I'd like to start a new thread on this so that we are all on the same page.
I'd like to be sure we all agree on the non-technical reasoning behind what
we're doing in S/MIME v2 and what we want to do in S/MIME v3.
We use a signature to say "I sent this". I believe that this group agrees
on the definition of "sent" and "this" for the context of S/MIME. The
question is who is "I", that is, the identifier of the signer.
In S/MIME v2, we use an RFC822 email address (user(_at_)domain) to be the
identifier of the signer. Email addresses can identify entities such as
people or other mail senders. Further, CAs can do some reasonable checking
before they certify the validity of and email address, such as verifying
that that email address can respond to a challenge about the signature.
Where we have a problem is when a recipent tries to validate "I sent this".
The validation step involves checking the "I" identifier in the signature
against something in the "this". However, the something against which they
would be checking is not authenticated: it's out in the commonly-spoofed
plaintext headers that precede the signed message, not in the authenticated
part of the message.
This is inherently a user interface issue. Because S/MIME messages can be

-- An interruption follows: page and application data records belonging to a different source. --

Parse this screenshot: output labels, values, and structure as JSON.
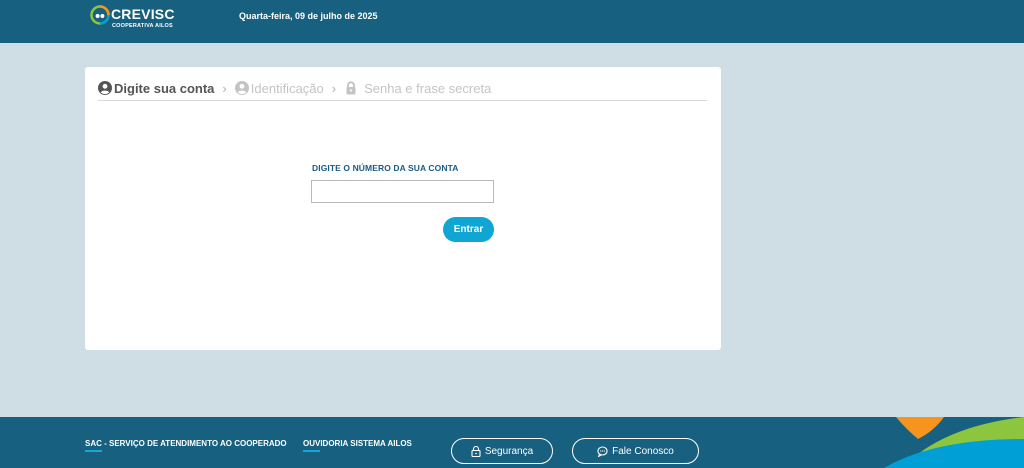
{
  "header": {
    "brand": "CREVISC",
    "brand_sub": "COOPERATIVA AILOS",
    "date": "Quarta-feira, 09 de julho de 2025"
  },
  "steps": [
    {
      "label": "Digite sua conta",
      "icon": "user-circle-icon",
      "active": true
    },
    {
      "label": "Identificação",
      "icon": "user-circle-icon",
      "active": false
    },
    {
      "label": "Senha e frase secreta",
      "icon": "lock-icon",
      "active": false
    }
  ],
  "step_separator": "›",
  "form": {
    "label": "DIGITE O NÚMERO DA SUA CONTA",
    "value": "",
    "placeholder": "",
    "submit_label": "Entrar"
  },
  "footer": {
    "sac": "SAC - SERVIÇO DE ATENDIMENTO AO COOPERADO",
    "ouvidoria": "OUVIDORIA SISTEMA AILOS",
    "seguranca": "Segurança",
    "fale_conosco": "Fale Conosco"
  },
  "colors": {
    "header_bg": "#17607f",
    "page_bg": "#cfdee5",
    "accent": "#0fa6d3",
    "label": "#1a5b86"
  }
}
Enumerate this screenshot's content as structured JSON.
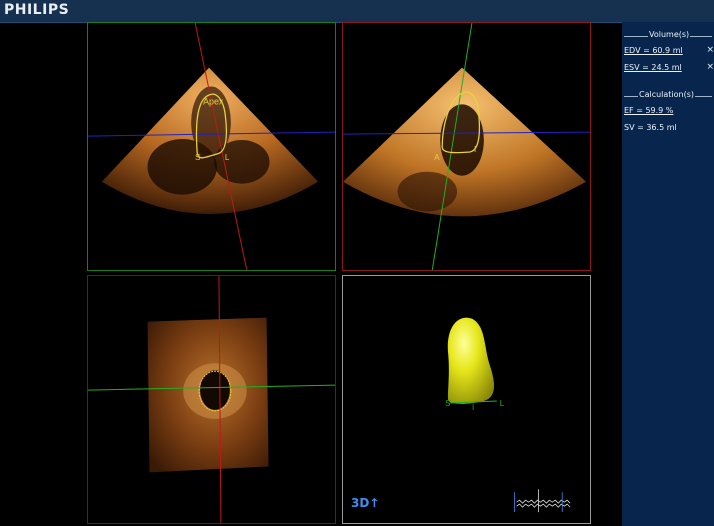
{
  "header": {
    "brand": "PHILIPS"
  },
  "views": {
    "top_left": {
      "label": "Apex",
      "markers": [
        "S",
        "L"
      ]
    },
    "top_right": {
      "markers": [
        "A",
        "I"
      ]
    },
    "volume_3d": {
      "markers": [
        "S",
        "I",
        "L"
      ],
      "mode_label": "3D↑"
    }
  },
  "sidebar": {
    "volumes": {
      "title": "Volume(s)",
      "items": [
        {
          "label": "EDV = 60.9 ml",
          "remove": "×"
        },
        {
          "label": "ESV = 24.5 ml",
          "remove": "×"
        }
      ]
    },
    "calculations": {
      "title": "Calculation(s)",
      "items": [
        {
          "label": "EF = 59.9 %"
        },
        {
          "label": "SV = 36.5 ml"
        }
      ]
    }
  },
  "colors": {
    "header_bg": "#16304f",
    "sidebar_bg": "#07254d",
    "lv_contour": "#e8d23a",
    "lv_model": "#e6e61a",
    "axis_green": "#22b022",
    "axis_red": "#c01818",
    "axis_blue": "#2222c0",
    "mode_label": "#3c8ff0"
  }
}
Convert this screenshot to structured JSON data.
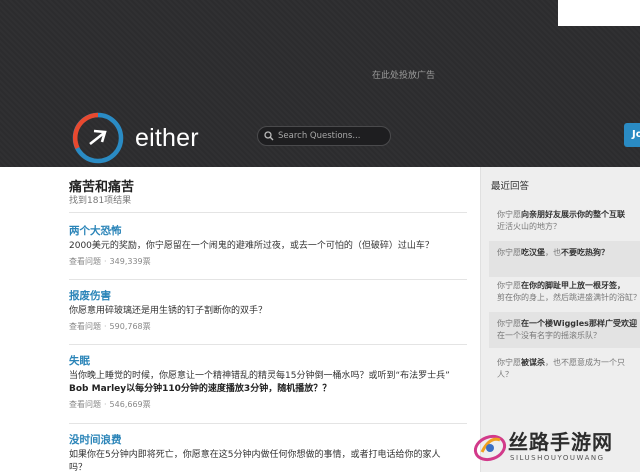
{
  "header": {
    "ad_text": "在此处投放广告",
    "brand": "either",
    "search_placeholder": "Search Questions...",
    "join_label": "Jo",
    "brand_colors": {
      "ring_red": "#e8492f",
      "ring_blue": "#2a8bc4",
      "bg": "#2c2c2e"
    }
  },
  "main": {
    "title": "痛苦和痛苦",
    "result_count": "找到181项结果",
    "questions": [
      {
        "title": "两个大恐怖",
        "desc": "2000美元的奖励，你宁愿留在一个闹鬼的避难所过夜，或去一个可怕的（但破碎）过山车？",
        "views_label": "查看问题",
        "votes": "349,339票"
      },
      {
        "title": "报废伤害",
        "desc": "你愿意用碎玻璃还是用生锈的钉子割断你的双手？",
        "views_label": "查看问题",
        "votes": "590,768票"
      },
      {
        "title": "失眠",
        "desc_1": "当你晚上睡觉的时候，你愿意让一个精神错乱的精灵每15分钟倒一桶水吗？或听到“布法罗士兵”",
        "desc_2": "Bob Marley以每分钟110分钟的速度播放3分钟，随机播放？？",
        "views_label": "查看问题",
        "votes": "546,669票"
      },
      {
        "title": "没时间浪费",
        "desc_1": "如果你在5分钟内即将死亡，你愿意在这5分钟内做任何你想做的事情，或者打电话给你的家人",
        "desc_2": "吗？"
      }
    ]
  },
  "sidebar": {
    "title": "最近回答",
    "items": [
      {
        "prefix": "你宁愿",
        "hl": "向亲朋好友展示你的整个互联",
        "line2": "近活火山的地方？"
      },
      {
        "prefix": "你宁愿",
        "hl": "吃汉堡",
        "mid": "，也",
        "rest": "不要吃热狗？"
      },
      {
        "prefix": "你宁愿",
        "hl": "在你的脚趾甲上放一根牙签，",
        "line2": "剪在你的身上，然后跳进盛满针的浴缸？"
      },
      {
        "prefix": "你宁愿",
        "hl": "在一个楼Wiggles那样广受欢迎",
        "line2": "在一个没有名字的摇滚乐队？"
      },
      {
        "prefix": "你宁愿",
        "hl": "被谋杀",
        "mid": "，也",
        "rest": "不愿意成为一个只",
        "line2": "人？"
      }
    ]
  },
  "watermark": {
    "title": "丝路手游网",
    "subtitle": "SILUSHOUYOUWANG"
  }
}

carried in non-email systems, requiring the "I" identifier to match the
spoofable headers is clearly wrong. Even in email, because the headers that
are checked against are suseptable to both spoofing and munging by
gateways, we cannot force actions based on the comparision of the signature
address and the headers.
I propose the following:
- There will be no base-level interoperability statement for the content of
the identifier: it's up to the application using S/MIME
- S/MIME messages that are to be sent through SMTP MUST have the identifier
be an RFC822 email address, and any cert that goes with that message also
MUST use an RFC822 email address
- S/MIME receiving agents that get messages from SMTP SHOULD check the
email addresses in the signatures and certs of the message against the
From: and Sender: headers of the message, SHOULD have a policy about what
matches and doesn't match, and SHOULD alert the recipient if the address in
the identifier and the header(s) don't match
- Non-email agents SHOULD have a policy about what the content of the
identifier is, SHOULD have a policy about what matches and doesn't match,
and SHOULD have a policy about what to do if the addresses don't match
- A detailed description of the logic of the above has to appear in the
body of the -cert draft, and a warning about it has to appear in the
--Paul Hoffman, Director
--Internet Mail Consortium